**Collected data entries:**

= Beginning of Section =

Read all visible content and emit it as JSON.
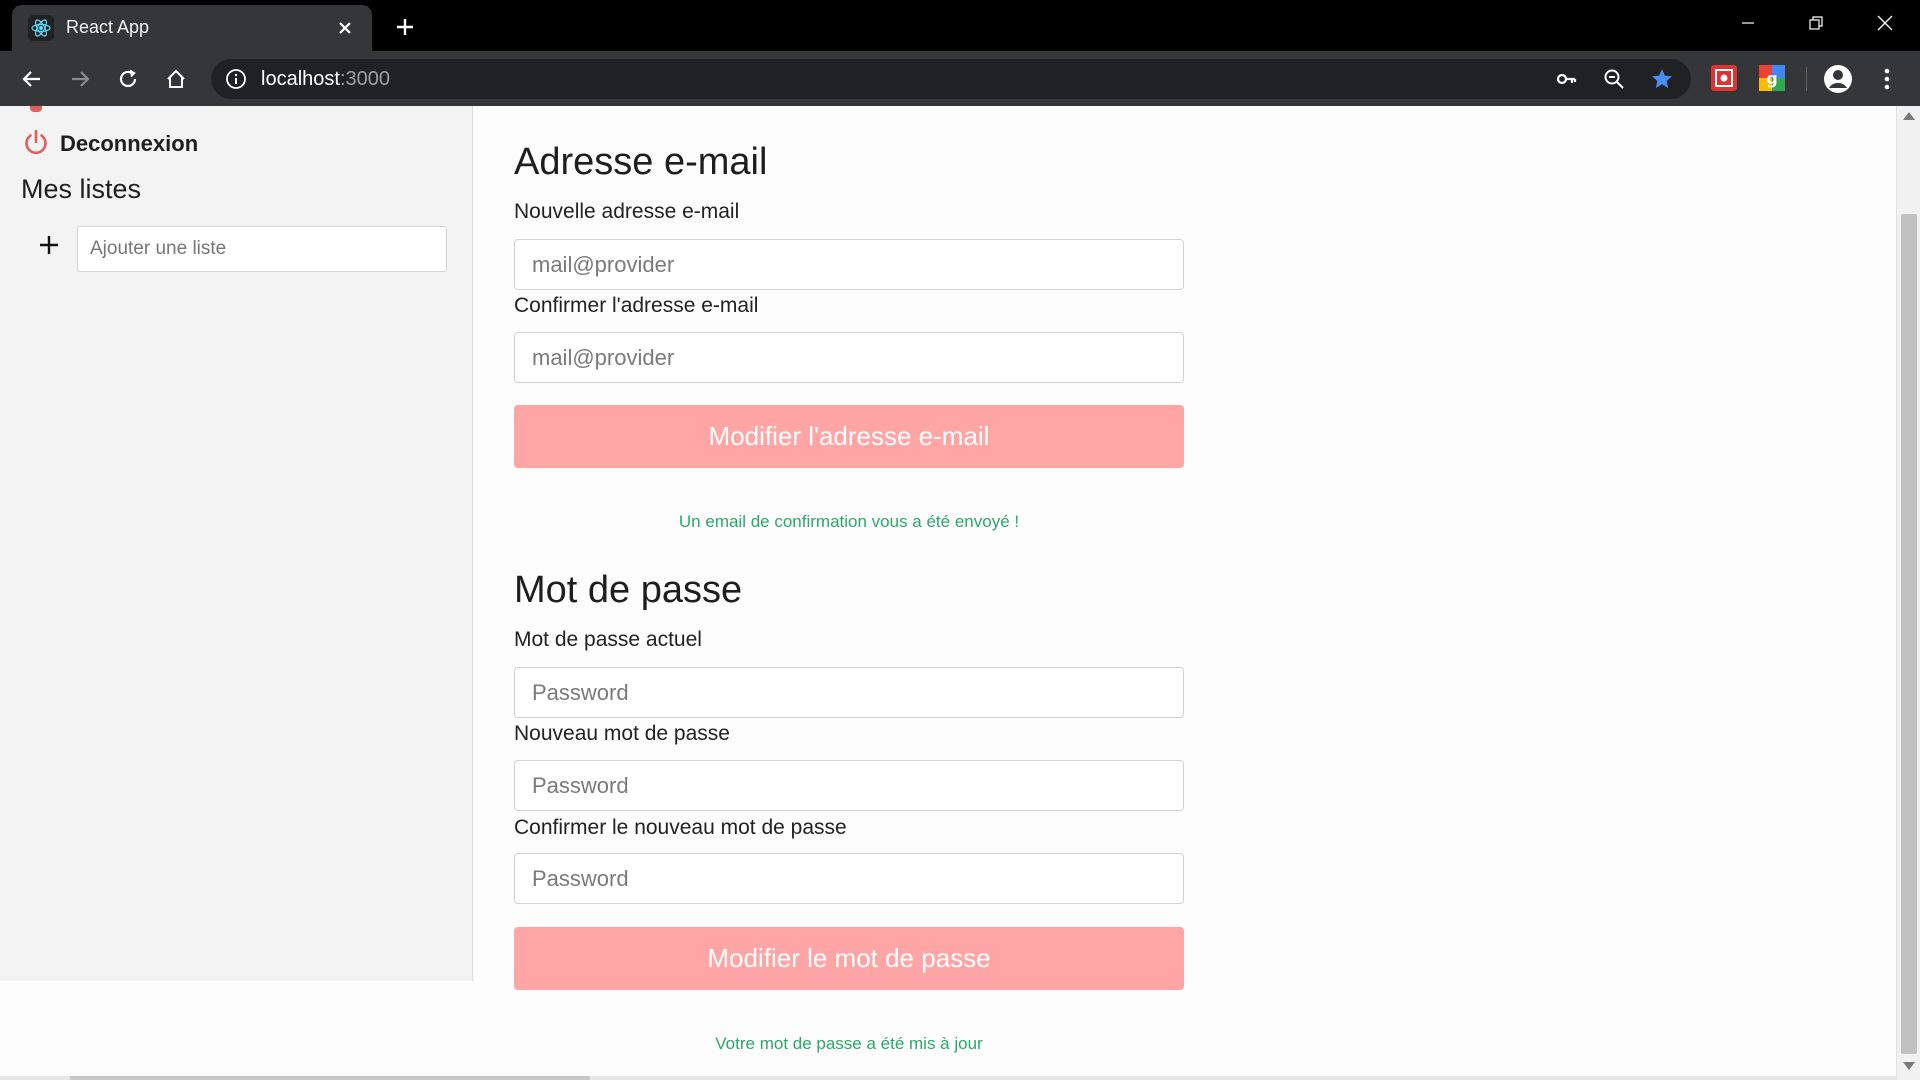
{
  "browser": {
    "tab_title": "React App",
    "url_host": "localhost",
    "url_port": ":3000"
  },
  "sidebar": {
    "logout_label": "Deconnexion",
    "lists_title": "Mes listes",
    "add_list_placeholder": "Ajouter une liste"
  },
  "email_section": {
    "title": "Adresse e-mail",
    "new_label": "Nouvelle adresse e-mail",
    "new_placeholder": "mail@provider",
    "confirm_label": "Confirmer l'adresse e-mail",
    "confirm_placeholder": "mail@provider",
    "submit_label": "Modifier l'adresse e-mail",
    "status_message": "Un email de confirmation vous a été envoyé !"
  },
  "password_section": {
    "title": "Mot de passe",
    "current_label": "Mot de passe actuel",
    "current_placeholder": "Password",
    "new_label": "Nouveau mot de passe",
    "new_placeholder": "Password",
    "confirm_label": "Confirmer le nouveau mot de passe",
    "confirm_placeholder": "Password",
    "submit_label": "Modifier le mot de passe",
    "status_message": "Votre mot de passe a été mis à jour"
  },
  "colors": {
    "button": "#ffa5a5",
    "success_text": "#2ca86a",
    "logout_icon": "#e0605a",
    "bookmark_star": "#4a8df8"
  },
  "icons": {
    "favicon": "react-logo-icon",
    "logout": "power-icon",
    "add_list": "plus-icon"
  }
}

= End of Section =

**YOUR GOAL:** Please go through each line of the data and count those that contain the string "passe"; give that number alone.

**PROBLEM SOLUTION:** 6